Coming into Mbeya, cornfields covered the agricultural landscape as we climbed our way up to higher altitudes. Today, cycling out of Mbeya, it was mostly banana plantations to start with. 50km into our ride, we entered a busy village. Banana was sold in big bushes everywhere, something like a banana wholesale trading point.
I got off my bike to turn on my GoPro, then slowly pedaled through the village. A group of dancers attracted my attention. I stopped to watch and record their performance. A lead singer was in front, and the dancers in the background performed what reminded of a Bollywood group dance. A professional looking cameraman recorded the performance—for local TV, or were they recording a new music clip?
Before I knew it, Ed was also there and got dragged into the action by one of the dancers. The cameraman zoomed in on him, then beamed at his friend for his unexpected life footage.

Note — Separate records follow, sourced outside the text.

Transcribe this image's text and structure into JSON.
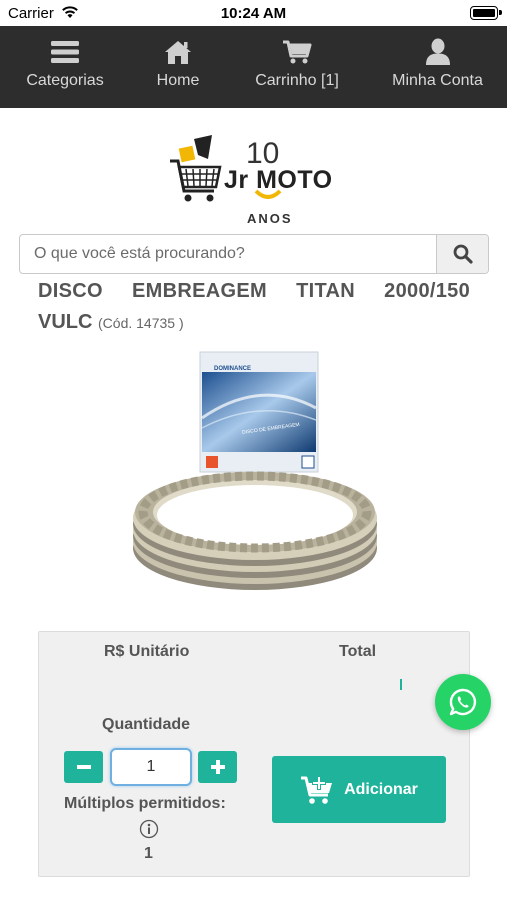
{
  "status_bar": {
    "carrier": "Carrier",
    "time": "10:24 AM"
  },
  "nav": {
    "items": [
      {
        "label": "Categorias",
        "icon": "menu-icon"
      },
      {
        "label": "Home",
        "icon": "home-icon"
      },
      {
        "label": "Carrinho [1]",
        "icon": "cart-icon"
      },
      {
        "label": "Minha Conta",
        "icon": "user-icon"
      }
    ]
  },
  "logo": {
    "number": "10",
    "brand": "Jr MOTO",
    "subtitle": "ANOS"
  },
  "search": {
    "placeholder": "O que você está procurando?",
    "value": ""
  },
  "product": {
    "title_line1": "DISCO EMBREAGEM TITAN 2000/150",
    "title_line2": "VULC",
    "code": "(Cód. 14735 )",
    "box_brand": "DOMINANCE",
    "box_text": "DISCO DE EMBREAGEM"
  },
  "pricing": {
    "unit_label": "R$ Unitário",
    "total_label": "Total",
    "quantity_label": "Quantidade",
    "quantity_value": "1",
    "multiples_label": "Múltiplos permitidos:",
    "multiples_value": "1",
    "add_label": "Adicionar"
  },
  "colors": {
    "nav_bg": "#2d2d2d",
    "accent": "#1fb39b",
    "whatsapp": "#25d366"
  }
}
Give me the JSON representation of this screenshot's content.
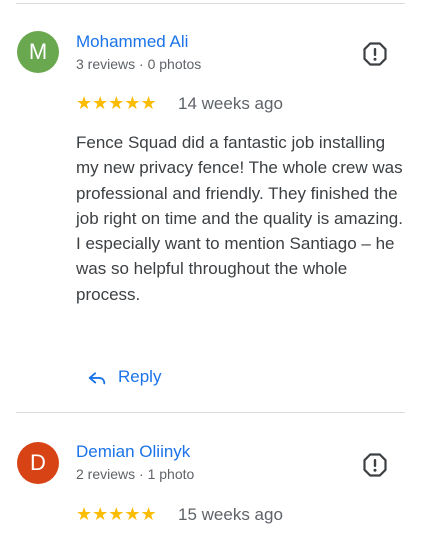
{
  "reviews": [
    {
      "initial": "M",
      "avatar_color": "#6aa84f",
      "name": "Mohammed Ali",
      "meta": "3 reviews · 0 photos",
      "stars": "★★★★★",
      "rating": 5,
      "date": "14 weeks ago",
      "text": "Fence Squad did a fantastic job installing my new privacy fence! The whole crew was professional and friendly. They finished the job right on time and the quality is amazing. I especially want to mention Santiago – he was so helpful throughout the whole process.",
      "reply_label": "Reply"
    },
    {
      "initial": "D",
      "avatar_color": "#d84315",
      "name": "Demian Oliinyk",
      "meta": "2 reviews · 1 photo",
      "stars": "★★★★★",
      "rating": 5,
      "date": "15 weeks ago"
    }
  ],
  "icons": {
    "flag": "report-flag-icon",
    "reply": "reply-arrow-icon",
    "star": "star-icon"
  },
  "colors": {
    "link": "#1a73e8",
    "star": "#fbbc04",
    "secondary_text": "#5f6368"
  }
}
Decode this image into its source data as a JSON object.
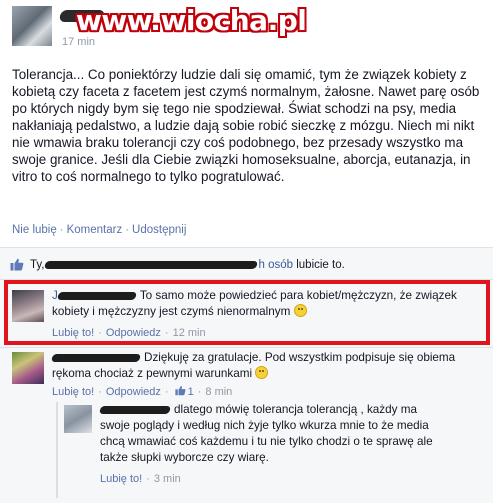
{
  "watermark": "www.wiocha.pl",
  "post": {
    "timestamp": "17 min",
    "text": "Tolerancja... Co poniektórzy ludzie dali się omamić, tym że związek kobiety z kobietą czy faceta z facetem jest czymś normalnym, żałosne. Nawet parę osób po których nigdy bym się tego nie spodziewał. Świat schodzi na psy, media nakłaniają pedalstwo, a ludzie dają sobie robić sieczkę z mózgu. Niech mi nikt nie wmawia braku tolerancji czy coś podobnego, bez przesady wszystko ma swoje granice. Jeśli dla Ciebie związki homoseksualne, aborcja, eutanazja, in vitro to coś normalnego to tylko pogratulować.",
    "actions": [
      "Nie lubię",
      "Komentarz",
      "Udostępnij"
    ]
  },
  "likes": {
    "prefix": "Ty,",
    "link": "h osób",
    "suffix": "lubicie to."
  },
  "comments": [
    {
      "name_prefix": "J",
      "text": "To samo może powiedzieć para kobiet/mężczyzn, że związek kobiety i mężczyzny jest czymś nienormalnym",
      "like_label": "Lubię to!",
      "reply_label": "Odpowiedz",
      "time": "12 min",
      "highlighted": true
    },
    {
      "name_prefix": "",
      "text": "Dziękuję za gratulacje. Pod wszystkim podpisuje się obiema rękoma chociaż z pewnymi warunkami",
      "like_label": "Lubię to!",
      "reply_label": "Odpowiedz",
      "like_count": "1",
      "time": "8 min"
    },
    {
      "name_prefix": "",
      "text": "dlatego mówię tolerancja tolerancją , każdy ma swoje poglądy i według nich żyje tylko wkurza mnie to że media chcą wmawiać coś każdemu i tu nie tylko chodzi o te sprawę ale także słupki wyborcze czy wiarę.",
      "like_label": "Lubię to!",
      "time": "3 min"
    }
  ],
  "colors": {
    "link": "#3b5998",
    "highlight_border": "#e0141e",
    "footer_bg": "#f6f7f9",
    "meta_text": "#9197a3"
  }
}
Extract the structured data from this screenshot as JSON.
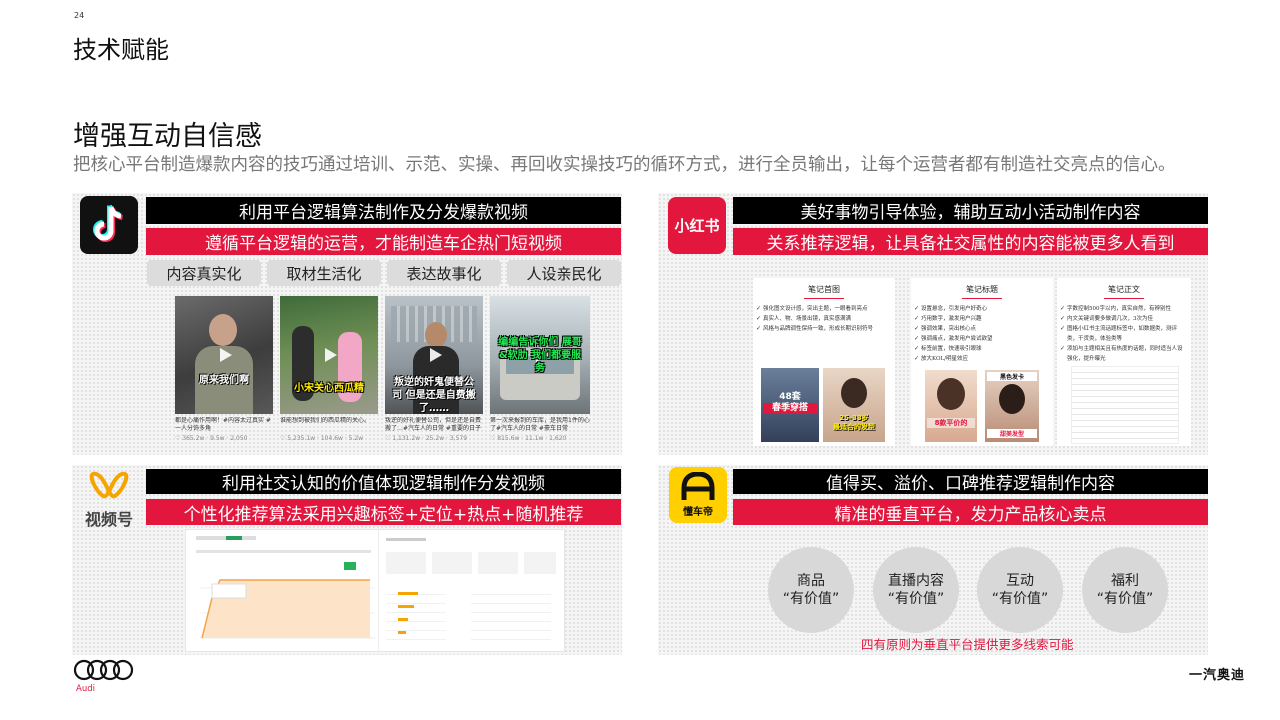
{
  "page_number": "24",
  "title": "技术赋能",
  "heading": "增强互动自信感",
  "subtitle": "把核心平台制造爆款内容的技巧通过培训、示范、实操、再回收实操技巧的循环方式，进行全员输出，让每个运营者都有制造社交亮点的信心。",
  "colors": {
    "accent": "#e3163d",
    "bar_black": "#000000",
    "tag_gray": "#dcdcdc",
    "circle_gray": "#d8d8d8"
  },
  "douyin": {
    "icon": "douyin-logo-icon",
    "black_bar": "利用平台逻辑算法制作及分发爆款视频",
    "red_bar": "遵循平台逻辑的运营，才能制造车企热门短视频",
    "tags": [
      "内容真实化",
      "取材生活化",
      "表达故事化",
      "人设亲民化"
    ],
    "videos": [
      {
        "overlay": "原来我们啊",
        "caption": "都是心痛作用啊！#内容太过真实 #一人分饰多角",
        "likes": "365.2w",
        "comments": "9.5w",
        "shares": "2,050"
      },
      {
        "overlay": "小宋关心西瓜精",
        "caption": "谁能想到被我们的西瓜精的关心。",
        "likes": "5,235.1w",
        "comments": "104.6w",
        "shares": "5.2w"
      },
      {
        "overlay": "叛逆的奸鬼便替公司 但是还是自费搬了……",
        "caption": "叛逆的好礼便替公司，但是还是自费搬了…#汽车人的日常 #重要的日子",
        "likes": "1,131.2w",
        "comments": "25.2w",
        "shares": "3,579"
      },
      {
        "overlay": "编编告诉你们 展哥&软肋 我们都要服务",
        "caption": "第一次来报到的车库，是我用1件的心了#汽车人的日常 #豪车日常",
        "likes": "815.6w",
        "comments": "11.1w",
        "shares": "1,620"
      }
    ]
  },
  "xiaohongshu": {
    "logo_text": "小红书",
    "black_bar": "美好事物引导体验，辅助互动小活动制作内容",
    "red_bar": "关系推荐逻辑，让具备社交属性的内容能被更多人看到",
    "notes": [
      {
        "title": "笔记首图",
        "items": [
          "强化图文设计感，突出主题，一眼看到亮点",
          "真实人、物、场景出镜，真实感满满",
          "风格与品牌调性保持一致，形成长期识别符号"
        ],
        "img_text": [
          "48套",
          "春季穿搭",
          "25-33岁",
          "最适合的发型"
        ]
      },
      {
        "title": "笔记标题",
        "items": [
          "设置悬念，引发用户好奇心",
          "巧用数字，激发用户兴趣",
          "强调效果，突出核心点",
          "强调痛点，激发用户尝试欲望",
          "标签前置，快速吸引眼球",
          "放大KOL/明星效应"
        ],
        "img_text": [
          "8款平价的",
          "黑色",
          "发卡",
          "甜美发型"
        ]
      },
      {
        "title": "笔记正文",
        "items": [
          "字数控制500字以内，真实自然，有辨别性",
          "内文关键词要多做调几次，3次为佳",
          "图格小红书主流话题标签中，如数据类，测评类，干货类，体验类等",
          "添加与主题相关且有热度的话题，同时适当人设强化，提升曝光"
        ],
        "img_text": []
      }
    ]
  },
  "shipinhao": {
    "logo_text": "视频号",
    "black_bar": "利用社交认知的价值体现逻辑制作分发视频",
    "red_bar": "个性化推荐算法采用兴趣标签+定位+热点+随机推荐"
  },
  "dongchedi": {
    "logo_text": "懂车帝",
    "black_bar": "值得买、溢价、口碑推荐逻辑制作内容",
    "red_bar": "精准的垂直平台，发力产品核心卖点",
    "circles": [
      {
        "line1": "商品",
        "line2": "“有价值”"
      },
      {
        "line1": "直播内容",
        "line2": "“有价值”"
      },
      {
        "line1": "互动",
        "line2": "“有价值”"
      },
      {
        "line1": "福利",
        "line2": "“有价值”"
      }
    ],
    "footnote": "四有原则为垂直平台提供更多线索可能"
  },
  "footer": {
    "logo_icon": "audi-rings-icon",
    "audi_text": "Audi",
    "brand": "一汽奥迪"
  }
}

When Ed returned, the dancer grabbed my hand and dragged me into action. What a spontaneous act of fun and exuberance! Again, the cameraman came close up and recorded whatever unexpected life footage of the crazy mzungu (white foreigner) he could get.
Once again, as constantly throughout our tour so far, the local people have proven to be overwhelmingly welcoming and friendly. They usually call me over, inviting me to join them for a drink or bite, or simply to have a chat, but—exhausted by all the attention—I just wave and continue cycling. Not today, at least not in that village. I went slow, yet the progress of my local experience and immersion went fast.
Here a few more impressions from that village:
- Live chicken sold by the side of the street;
- Hip (crazy?) woman who wanted to high five me and take a photo together;
- Street vendors rushing to sell banana and other goodies to passengers of halting buses through the windows (a very common sight in all the countries we’ve visited so far);
- Local butcher.
Stage 49: Mbeya – Karonga (Tanzania – Malawi), 162.5km
Road & traffic condition:
Great scenic tar road through the hills in southern Tanzania. While coming into Mbeya we had to climb 2000m, today we were rewarded with a total descent of 2000m. Upon entering Malawi, the road turned flat and patchy, and traffic almost died down completely.
Pleasantly cool up in the highlights near Mbeya, 30°+ C and humid down in Malawi.
BBQ chicken, potatoes and salad—good stuff, but not enough leftover for second and third helpings 🙁
Crossing the border into Malawi—
The faster ones and those on the dinner truck had to wait for hours at the border. No one was allowed to proceed ahead of the dinner truck, and the customs officials took their time checking the truck. Luckily, I took my time along the way, so my waiting time was limited. I used it well . . .
More interesting than the border-crossing, today has been one of our most scenic rides—hilly landscape covered by banana palm trees, tea plantations and cornfields.
Upon reaching the lowlands and entering Malawi, it was mostly rice paddies to the side of the road. Unfortunately, the kids have instantly become more unnerving. While all the way from Kenya, via Uganda, Rwanda and Tanzania, many of them simply greeted us with a “hello”, “how are YOU”, or “byebye”, now they seem to completely have dropped the need to be friendly. “Give me money” is all we hear, constantly, from almost all the kids along the way. Some of them run into the road, partially threateningly, and we’ve also had several instances of (harmless) stone-throwing again.
Finally, our camp was near Lake Malawi, the third largest lake in Africa. After tomorrow, we’ll enjoy two rest days directly at the beach.
Dancing with the locals!
After reaching camp in Karonga (Malawi), I went to get a local SIM card from Airtel—not a highlight, but just to show you how the shops here look like: